History and Meaning of Assigned Risk

Assigned Risk is the term used to describe the situation in which an insurer is required by law to provide coverage to a person, business or entity even though they are considered to be high-risk. This type of policy is usually more expensive than standard insurance policies, as the insurer is taking on an increased level of risk. This type of policy is typically assigned by a state government to a particular insurer on a rotating basis.

Assigned Risk plans were first introduced in the United States in the 1940s as a way to ensure that high-risk drivers could obtain car insurance. Since then, the use of Assigned Risk policies has expanded to cover other areas of insurance, such as workers' compensation and liability insurance.

Examples of Assigned Risk

  1. A person with a poor driving record may be assigned to an Assigned Risk plan by the state department of motor vehicles, making it mandatory for an insurance company to provide them with coverage, even though they represent a higher risk of accidents and claims.

  2. A small business that operates in a high-risk industry, such as construction or manufacturing, may be required by law to obtain Assigned Risk workers' compensation insurance.

  3. A new driver who has just obtained their driver's license and has no prior driving history may also be assigned to an Assigned Risk plan until they have established a driving history.

Legal Terms Similar to Assigned Risk

  1. Risk Pooling: a mechanism by which the cost of insuring high-risk individuals is shared among a large group of people or entities, so that the burden of higher premiums is spread out over a wider population.

  2. High-risk Insurance: a type of insurance policy that covers individuals or entities that are considered high-risk, such as those with poor driving records or those operating in high-risk industries.

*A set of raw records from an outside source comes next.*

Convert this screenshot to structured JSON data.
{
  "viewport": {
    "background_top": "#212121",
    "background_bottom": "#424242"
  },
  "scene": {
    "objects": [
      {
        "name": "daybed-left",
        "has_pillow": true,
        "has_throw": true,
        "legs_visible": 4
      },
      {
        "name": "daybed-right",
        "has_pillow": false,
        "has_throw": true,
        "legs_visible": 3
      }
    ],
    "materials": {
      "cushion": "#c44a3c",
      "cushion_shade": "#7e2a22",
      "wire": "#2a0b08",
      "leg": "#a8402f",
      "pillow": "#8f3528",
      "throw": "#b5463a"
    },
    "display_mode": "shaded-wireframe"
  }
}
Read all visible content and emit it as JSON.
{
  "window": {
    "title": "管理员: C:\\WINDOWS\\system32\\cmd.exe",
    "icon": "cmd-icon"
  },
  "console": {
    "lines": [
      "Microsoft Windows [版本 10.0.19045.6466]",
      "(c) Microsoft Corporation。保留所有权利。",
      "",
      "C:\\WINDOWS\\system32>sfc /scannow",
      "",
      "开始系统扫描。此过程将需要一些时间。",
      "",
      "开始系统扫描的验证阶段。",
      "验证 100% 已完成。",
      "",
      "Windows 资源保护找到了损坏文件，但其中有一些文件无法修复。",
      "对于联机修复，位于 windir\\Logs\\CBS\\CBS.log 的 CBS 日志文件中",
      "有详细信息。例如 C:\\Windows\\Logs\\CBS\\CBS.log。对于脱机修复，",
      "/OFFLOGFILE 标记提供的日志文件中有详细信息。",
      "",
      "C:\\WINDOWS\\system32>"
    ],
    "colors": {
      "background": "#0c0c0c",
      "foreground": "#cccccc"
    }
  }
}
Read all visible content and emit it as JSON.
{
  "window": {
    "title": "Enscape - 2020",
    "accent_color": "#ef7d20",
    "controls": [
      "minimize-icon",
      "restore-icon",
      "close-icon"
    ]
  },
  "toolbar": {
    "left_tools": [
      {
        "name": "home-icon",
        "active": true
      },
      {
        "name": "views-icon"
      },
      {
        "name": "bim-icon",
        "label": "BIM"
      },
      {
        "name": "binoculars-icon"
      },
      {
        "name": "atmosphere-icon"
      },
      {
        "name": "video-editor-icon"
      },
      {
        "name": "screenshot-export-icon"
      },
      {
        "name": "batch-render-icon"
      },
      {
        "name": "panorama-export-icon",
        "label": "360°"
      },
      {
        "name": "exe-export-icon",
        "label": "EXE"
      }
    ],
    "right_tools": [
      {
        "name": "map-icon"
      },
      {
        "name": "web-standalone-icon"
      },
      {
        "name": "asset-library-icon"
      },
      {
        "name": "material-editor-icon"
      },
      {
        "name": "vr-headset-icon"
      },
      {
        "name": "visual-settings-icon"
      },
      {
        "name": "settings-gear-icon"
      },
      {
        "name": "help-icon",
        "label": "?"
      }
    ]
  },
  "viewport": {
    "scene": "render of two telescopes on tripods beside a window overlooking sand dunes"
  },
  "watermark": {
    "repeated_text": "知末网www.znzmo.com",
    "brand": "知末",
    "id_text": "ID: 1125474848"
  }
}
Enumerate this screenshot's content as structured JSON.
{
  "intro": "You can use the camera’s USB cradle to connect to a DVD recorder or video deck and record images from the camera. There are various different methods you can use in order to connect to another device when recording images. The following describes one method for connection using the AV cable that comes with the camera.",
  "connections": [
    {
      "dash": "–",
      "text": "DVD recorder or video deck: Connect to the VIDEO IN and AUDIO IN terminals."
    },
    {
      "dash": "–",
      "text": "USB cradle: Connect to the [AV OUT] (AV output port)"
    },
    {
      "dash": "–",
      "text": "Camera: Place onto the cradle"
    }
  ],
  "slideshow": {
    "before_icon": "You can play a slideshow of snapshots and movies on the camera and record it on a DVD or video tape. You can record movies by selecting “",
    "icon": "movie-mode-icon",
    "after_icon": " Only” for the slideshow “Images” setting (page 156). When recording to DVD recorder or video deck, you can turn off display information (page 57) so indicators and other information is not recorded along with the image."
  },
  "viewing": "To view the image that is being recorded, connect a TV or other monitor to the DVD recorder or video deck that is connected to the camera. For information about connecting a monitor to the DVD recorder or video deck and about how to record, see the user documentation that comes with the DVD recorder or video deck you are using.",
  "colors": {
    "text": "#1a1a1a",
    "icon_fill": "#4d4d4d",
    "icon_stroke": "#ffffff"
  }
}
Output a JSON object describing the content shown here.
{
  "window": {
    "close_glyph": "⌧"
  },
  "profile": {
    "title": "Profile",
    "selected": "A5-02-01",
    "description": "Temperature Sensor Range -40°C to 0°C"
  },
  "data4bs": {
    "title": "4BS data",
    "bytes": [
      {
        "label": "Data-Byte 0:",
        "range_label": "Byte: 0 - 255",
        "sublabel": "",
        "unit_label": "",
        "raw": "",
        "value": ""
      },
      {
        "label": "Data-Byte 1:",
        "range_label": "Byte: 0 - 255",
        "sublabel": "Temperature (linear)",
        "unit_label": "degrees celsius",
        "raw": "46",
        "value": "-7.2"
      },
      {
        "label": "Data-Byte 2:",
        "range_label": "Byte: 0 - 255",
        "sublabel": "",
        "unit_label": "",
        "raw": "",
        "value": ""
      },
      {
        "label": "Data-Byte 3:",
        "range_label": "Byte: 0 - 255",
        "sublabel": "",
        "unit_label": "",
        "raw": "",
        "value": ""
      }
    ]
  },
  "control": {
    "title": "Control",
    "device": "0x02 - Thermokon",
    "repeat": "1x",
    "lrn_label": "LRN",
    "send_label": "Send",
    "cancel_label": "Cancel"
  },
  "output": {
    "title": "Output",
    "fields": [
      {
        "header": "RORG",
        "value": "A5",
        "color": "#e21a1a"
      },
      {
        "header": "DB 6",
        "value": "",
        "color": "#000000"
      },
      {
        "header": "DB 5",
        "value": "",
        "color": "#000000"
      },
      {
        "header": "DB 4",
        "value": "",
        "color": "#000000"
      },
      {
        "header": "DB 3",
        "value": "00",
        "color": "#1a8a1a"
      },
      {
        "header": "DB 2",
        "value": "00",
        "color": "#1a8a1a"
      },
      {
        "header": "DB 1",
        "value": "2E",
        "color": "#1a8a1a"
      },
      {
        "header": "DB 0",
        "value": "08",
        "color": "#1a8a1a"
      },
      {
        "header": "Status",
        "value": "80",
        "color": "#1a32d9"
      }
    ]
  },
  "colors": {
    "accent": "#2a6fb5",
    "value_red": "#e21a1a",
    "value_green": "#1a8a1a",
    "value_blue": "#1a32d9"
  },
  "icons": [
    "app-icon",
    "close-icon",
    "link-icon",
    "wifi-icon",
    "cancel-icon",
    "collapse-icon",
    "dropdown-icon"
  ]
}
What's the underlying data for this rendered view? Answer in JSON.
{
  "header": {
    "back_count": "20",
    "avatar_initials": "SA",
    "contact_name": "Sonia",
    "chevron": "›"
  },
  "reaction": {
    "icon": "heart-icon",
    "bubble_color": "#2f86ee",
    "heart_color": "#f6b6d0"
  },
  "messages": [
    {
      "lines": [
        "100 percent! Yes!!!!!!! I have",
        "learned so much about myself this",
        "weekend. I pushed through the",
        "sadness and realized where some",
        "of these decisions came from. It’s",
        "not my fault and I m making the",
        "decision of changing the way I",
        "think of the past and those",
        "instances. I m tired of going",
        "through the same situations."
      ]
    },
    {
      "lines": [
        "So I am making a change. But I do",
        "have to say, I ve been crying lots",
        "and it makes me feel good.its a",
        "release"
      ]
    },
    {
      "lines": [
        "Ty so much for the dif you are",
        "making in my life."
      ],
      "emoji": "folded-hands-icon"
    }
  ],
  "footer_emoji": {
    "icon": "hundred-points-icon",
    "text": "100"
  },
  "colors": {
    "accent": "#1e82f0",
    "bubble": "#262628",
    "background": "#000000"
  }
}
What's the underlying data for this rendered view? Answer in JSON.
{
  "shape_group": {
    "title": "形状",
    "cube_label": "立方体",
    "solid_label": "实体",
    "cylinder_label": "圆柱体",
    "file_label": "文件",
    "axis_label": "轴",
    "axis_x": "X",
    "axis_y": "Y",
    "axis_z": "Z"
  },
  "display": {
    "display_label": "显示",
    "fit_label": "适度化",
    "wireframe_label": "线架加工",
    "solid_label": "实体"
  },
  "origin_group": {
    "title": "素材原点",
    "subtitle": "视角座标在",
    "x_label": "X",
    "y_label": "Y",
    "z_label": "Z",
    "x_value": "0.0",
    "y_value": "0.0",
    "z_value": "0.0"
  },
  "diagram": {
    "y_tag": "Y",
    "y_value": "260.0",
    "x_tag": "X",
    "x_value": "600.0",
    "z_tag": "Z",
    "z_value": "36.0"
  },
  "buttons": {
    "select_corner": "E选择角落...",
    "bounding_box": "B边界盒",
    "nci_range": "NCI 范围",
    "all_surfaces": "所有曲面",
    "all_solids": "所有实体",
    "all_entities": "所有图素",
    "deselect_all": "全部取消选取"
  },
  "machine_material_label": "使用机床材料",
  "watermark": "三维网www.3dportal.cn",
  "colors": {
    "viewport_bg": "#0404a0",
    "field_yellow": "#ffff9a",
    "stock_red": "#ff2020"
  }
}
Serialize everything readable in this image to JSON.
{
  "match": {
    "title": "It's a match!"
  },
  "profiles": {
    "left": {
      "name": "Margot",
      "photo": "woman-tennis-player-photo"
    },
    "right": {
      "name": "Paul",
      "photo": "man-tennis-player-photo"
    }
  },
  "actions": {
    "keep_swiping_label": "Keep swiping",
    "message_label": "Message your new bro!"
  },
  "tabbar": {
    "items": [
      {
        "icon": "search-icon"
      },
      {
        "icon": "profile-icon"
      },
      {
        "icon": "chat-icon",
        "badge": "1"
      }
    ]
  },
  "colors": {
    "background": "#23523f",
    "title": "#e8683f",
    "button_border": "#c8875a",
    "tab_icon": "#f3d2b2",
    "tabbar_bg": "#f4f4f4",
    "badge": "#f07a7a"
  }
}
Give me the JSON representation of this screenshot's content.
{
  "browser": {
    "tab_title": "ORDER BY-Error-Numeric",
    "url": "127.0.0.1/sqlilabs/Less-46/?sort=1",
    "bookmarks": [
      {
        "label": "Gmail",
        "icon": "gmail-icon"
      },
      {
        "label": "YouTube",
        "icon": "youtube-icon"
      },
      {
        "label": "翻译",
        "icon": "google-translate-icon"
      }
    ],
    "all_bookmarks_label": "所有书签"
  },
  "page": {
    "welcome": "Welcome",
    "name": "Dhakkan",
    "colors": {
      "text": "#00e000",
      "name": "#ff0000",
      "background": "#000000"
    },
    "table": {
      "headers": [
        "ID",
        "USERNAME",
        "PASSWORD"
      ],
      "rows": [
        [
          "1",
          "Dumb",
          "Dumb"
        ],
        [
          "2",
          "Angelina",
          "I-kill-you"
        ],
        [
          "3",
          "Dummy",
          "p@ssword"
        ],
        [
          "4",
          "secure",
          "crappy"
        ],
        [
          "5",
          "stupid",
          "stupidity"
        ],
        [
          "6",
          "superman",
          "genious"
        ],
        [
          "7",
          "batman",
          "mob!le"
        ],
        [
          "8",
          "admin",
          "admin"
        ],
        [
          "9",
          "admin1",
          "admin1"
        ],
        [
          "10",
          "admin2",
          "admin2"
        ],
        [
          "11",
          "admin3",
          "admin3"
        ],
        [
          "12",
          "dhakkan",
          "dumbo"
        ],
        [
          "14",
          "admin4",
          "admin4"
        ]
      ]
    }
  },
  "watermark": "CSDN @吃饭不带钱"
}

  3. Underwriting: the process by which an insurance company evaluates an individual or entity's risk and determines the appropriate level of coverage and premium for their policy.